Go through the entries, filter for the word "closed", and copy every line that has it.

Dataset records:
═══
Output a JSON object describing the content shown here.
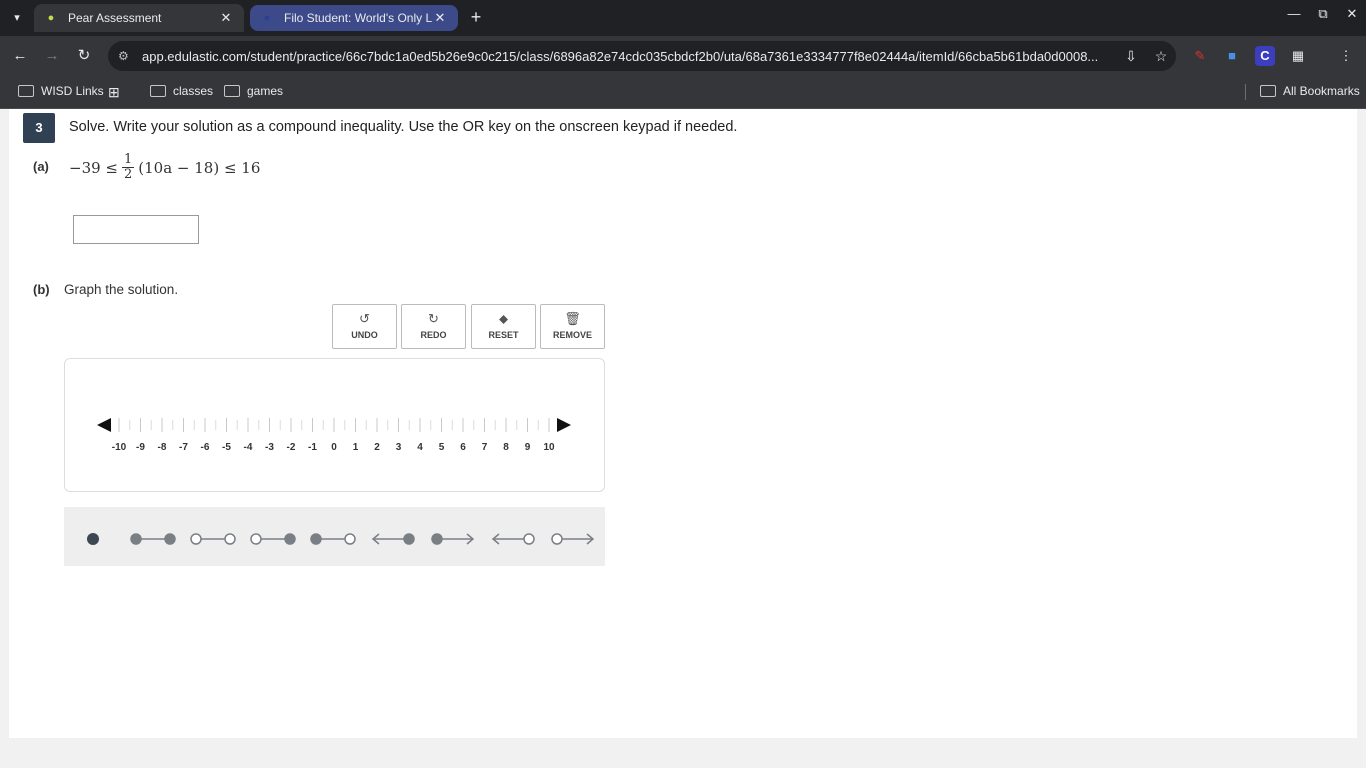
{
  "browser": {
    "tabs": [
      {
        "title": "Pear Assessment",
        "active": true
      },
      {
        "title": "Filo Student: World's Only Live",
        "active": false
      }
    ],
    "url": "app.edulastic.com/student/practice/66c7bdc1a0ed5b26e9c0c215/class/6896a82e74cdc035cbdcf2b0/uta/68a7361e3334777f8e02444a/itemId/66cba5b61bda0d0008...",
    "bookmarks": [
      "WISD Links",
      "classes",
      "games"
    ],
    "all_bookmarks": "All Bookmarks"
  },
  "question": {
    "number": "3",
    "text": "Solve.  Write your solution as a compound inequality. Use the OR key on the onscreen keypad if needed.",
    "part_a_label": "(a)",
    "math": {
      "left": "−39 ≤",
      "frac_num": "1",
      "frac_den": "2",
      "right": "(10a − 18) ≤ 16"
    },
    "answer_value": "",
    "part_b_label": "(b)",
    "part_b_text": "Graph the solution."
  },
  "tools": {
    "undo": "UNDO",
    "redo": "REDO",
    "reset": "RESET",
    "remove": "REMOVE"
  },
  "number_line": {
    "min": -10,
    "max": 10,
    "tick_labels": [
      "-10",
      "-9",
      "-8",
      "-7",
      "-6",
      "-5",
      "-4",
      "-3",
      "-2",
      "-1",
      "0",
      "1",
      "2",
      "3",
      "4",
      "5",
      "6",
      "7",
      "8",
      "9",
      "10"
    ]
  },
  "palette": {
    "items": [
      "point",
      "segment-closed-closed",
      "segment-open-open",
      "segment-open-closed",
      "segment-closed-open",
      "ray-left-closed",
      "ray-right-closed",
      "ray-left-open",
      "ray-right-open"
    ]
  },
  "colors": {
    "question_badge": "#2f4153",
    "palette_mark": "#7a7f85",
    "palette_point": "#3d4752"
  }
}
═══
» Reply to the task
      "segment-closed-closed",
      "segment-open-closed",
      "segment-closed-open",
      "ray-left-closed",
      "ray-right-closed",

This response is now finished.